“My next thought was `Smoke!’ which turned out to be powder released by the airbags,” Chris said. “But I didn’t know that. I was able to move my hands and feet and I just wanted out of that vehicle so bad.” 

During his years at Eildon, Chris was a volunteer for the local ambulance service. He knows he should not have moved from the wreckage, for risk of further injury, until the emergency services arrived.

“I have also seen what happens when a car catches fire so I spoke to those guys (who had gathered at the accident scene), told them my name and that I was coherent, and had them ease me out before the ambos arrived,” Chris said.

“When I got out there was this overwhelming feeling of relief. I just thought, ‘I am so lucky’.”

The aftermath

Chris Braden suffered a gash to his head, whiplash and back pain. Recuperation will mean a slow return to work but he is expected to fully recover. He bears no ill will to the other driver who, had she entered the intersection a second earlier, would have been killed rather than walk away unscathed.

Chris wanted to tell his story for colleagues at GMW, who clock up many hundreds of kilometres across northern Victoria every day, as well as everyone on our regional roads. Here are some key points for drivers to consider:

  • Consider a dash-cam. Chris said reviewing the footage, rather than being harrowing, has helped him to come to terms with the accident and avoid any second-guessing of what could have been done.
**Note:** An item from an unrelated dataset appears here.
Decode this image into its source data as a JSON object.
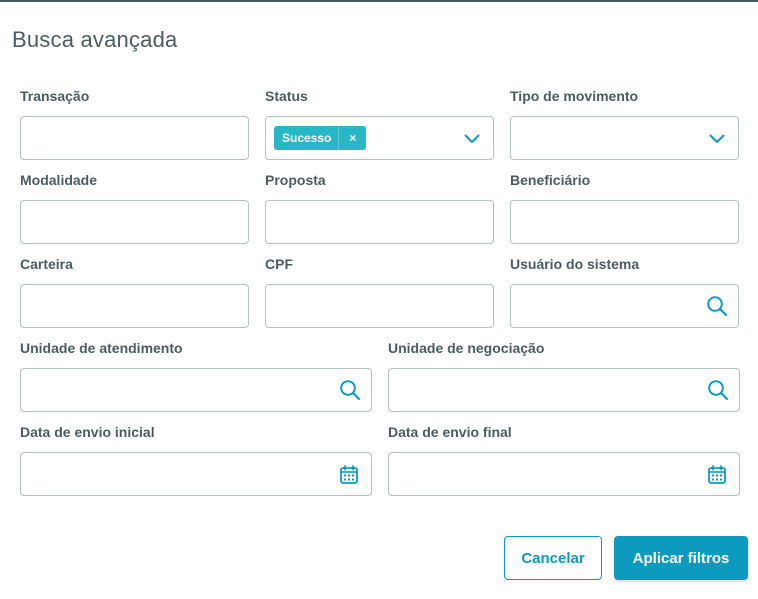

  • Five-star ANCAP ratings are gold. Chris was driving a brand new vehicle with leading safety technology. He is now replacing an older-model family sedan to get a five-star rating: “If I had been in that older car I would not be here today.”

  • Understand Emergency Assistance. Chris’s work vehicle “called” 000 immediately upon the air bags deploying. “Now, I’ll also have my smart phone set to allow 000 to access my position via GPS.”

  • Talk to your mates. If there are known blackspots where your work colleagues travel, highlight these areas among staff.

  • Headlights on. “I actually had them on however this costs nothing to do and it’s a simple action to make you are more visible on the road.”

  • Secure your belongings. Chris’s lap-top computer was tucked in a bag in the rear-seat footwell but was still destroyed in the accident. “It could have become a missile so I now secure such items with a rear seatbelt.”

  • Drive defensively. Being safe is up to all road users. “Sometimes you can be lucky but luck is not something I would want to depend on.”

A note from the Managing Director:

“We are just so lucky Chris got through this horrific event,” Managing Director Pat Lennon said.

“Our staff are everything to this business and I thank Chris for sharing his experience with his work colleagues. We can all learn from his thoughts.

“We place a high priority on vehicle safety however country roads can be hazardous,” Pat said.

“Chris’ accident emphasises the need to keep on driving down the number of kilometres we do for work.

“We’ll soon be posting on Workplace and our Intranet a video of Chris with images from his dash-cam, which was in use at the time of his accident.

“It’s a little confronting and staff may choose not to view it. However it is effective in bringing home some of the key safety messages Chris wants to share among colleagues.”

“Again, my thanks to Chris.”